Search the entries below for the word "true", then copy each line in which it is found.

===== DATA SUPPLIED =====

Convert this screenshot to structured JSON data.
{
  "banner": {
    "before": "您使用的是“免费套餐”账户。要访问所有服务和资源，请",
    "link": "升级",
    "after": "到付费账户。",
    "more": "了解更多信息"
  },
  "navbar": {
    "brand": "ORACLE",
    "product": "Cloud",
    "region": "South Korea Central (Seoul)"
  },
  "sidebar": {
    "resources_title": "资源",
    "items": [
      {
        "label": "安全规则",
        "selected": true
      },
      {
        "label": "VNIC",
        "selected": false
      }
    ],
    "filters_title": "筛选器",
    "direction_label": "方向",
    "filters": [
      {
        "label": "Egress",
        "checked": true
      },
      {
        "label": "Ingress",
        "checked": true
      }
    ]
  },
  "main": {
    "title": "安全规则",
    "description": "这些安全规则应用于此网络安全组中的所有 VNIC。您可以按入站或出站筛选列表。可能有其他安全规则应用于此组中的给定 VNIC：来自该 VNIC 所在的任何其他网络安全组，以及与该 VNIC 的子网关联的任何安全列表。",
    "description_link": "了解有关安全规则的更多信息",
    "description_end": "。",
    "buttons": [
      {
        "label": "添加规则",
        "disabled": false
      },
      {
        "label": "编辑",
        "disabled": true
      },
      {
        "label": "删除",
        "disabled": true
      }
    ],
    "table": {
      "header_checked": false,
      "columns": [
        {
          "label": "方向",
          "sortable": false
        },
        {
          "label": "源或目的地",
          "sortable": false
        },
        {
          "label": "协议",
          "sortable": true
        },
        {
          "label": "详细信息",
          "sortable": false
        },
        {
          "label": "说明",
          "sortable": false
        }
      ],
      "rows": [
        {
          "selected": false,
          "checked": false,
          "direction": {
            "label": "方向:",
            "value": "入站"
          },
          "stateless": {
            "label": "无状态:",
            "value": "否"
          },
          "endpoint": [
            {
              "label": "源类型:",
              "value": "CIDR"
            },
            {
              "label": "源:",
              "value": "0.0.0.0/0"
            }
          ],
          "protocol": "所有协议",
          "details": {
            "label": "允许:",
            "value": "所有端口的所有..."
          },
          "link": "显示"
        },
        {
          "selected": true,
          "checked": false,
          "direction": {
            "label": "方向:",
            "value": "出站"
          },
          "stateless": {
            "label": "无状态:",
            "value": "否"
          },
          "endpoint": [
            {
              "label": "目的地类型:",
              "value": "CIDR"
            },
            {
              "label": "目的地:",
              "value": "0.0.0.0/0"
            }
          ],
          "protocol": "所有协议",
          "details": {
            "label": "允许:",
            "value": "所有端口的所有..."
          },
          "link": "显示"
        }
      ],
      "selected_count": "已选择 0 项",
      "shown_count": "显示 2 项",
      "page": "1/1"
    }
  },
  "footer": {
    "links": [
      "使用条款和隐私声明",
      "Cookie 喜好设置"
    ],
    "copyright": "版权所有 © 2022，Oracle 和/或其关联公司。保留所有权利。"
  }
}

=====
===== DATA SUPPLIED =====

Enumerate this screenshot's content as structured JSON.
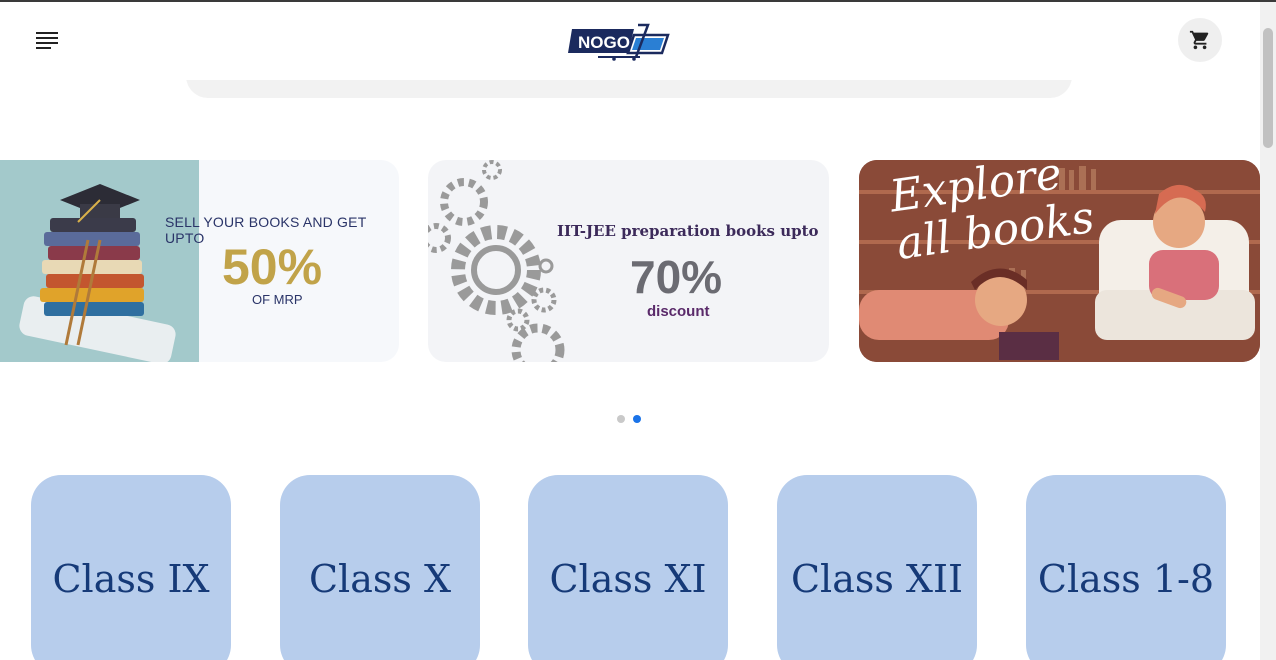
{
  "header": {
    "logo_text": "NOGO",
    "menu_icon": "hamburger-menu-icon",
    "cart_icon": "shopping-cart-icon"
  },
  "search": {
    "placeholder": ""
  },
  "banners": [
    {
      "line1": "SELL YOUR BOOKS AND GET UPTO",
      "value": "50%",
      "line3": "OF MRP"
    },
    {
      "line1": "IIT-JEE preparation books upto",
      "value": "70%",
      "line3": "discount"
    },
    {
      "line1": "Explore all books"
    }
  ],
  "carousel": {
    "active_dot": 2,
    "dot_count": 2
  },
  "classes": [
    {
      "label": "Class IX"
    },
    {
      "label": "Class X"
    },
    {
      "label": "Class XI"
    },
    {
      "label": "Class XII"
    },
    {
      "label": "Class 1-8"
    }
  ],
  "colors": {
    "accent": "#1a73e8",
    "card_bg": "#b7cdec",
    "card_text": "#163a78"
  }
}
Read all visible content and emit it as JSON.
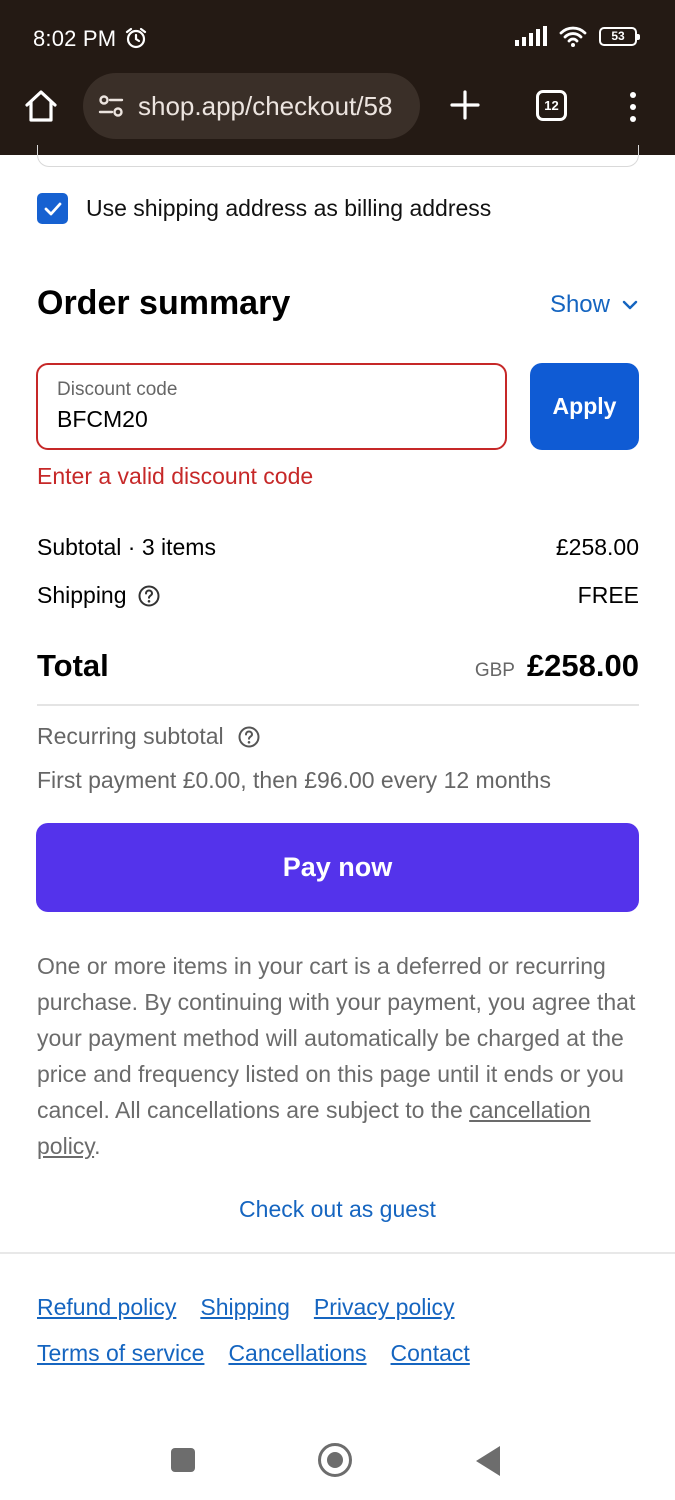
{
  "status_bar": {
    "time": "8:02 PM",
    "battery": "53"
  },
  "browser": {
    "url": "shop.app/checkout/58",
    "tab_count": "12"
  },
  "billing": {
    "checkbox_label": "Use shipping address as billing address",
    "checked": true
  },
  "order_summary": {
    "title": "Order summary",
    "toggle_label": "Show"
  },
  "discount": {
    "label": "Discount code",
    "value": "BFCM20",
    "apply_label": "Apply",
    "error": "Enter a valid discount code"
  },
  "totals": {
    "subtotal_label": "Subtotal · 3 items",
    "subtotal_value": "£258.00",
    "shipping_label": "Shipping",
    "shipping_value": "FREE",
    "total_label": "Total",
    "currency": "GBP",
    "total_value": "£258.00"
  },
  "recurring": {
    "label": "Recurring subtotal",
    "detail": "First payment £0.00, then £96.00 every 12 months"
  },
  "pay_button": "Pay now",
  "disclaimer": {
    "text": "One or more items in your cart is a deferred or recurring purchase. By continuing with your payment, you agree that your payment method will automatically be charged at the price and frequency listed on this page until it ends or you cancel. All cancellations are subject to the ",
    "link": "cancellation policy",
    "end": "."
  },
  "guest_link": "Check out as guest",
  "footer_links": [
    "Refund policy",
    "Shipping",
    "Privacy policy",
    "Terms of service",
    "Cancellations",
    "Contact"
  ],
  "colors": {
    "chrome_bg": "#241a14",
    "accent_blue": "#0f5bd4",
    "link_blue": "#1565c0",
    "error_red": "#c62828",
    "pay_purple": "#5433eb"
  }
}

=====

> **RESPONSE AREA**:
        "selected": true
        "checked": true
        "checked": true
        "disabled": true
        "disabled": true
          "sortable": true
          "selected": true,
    "checked": true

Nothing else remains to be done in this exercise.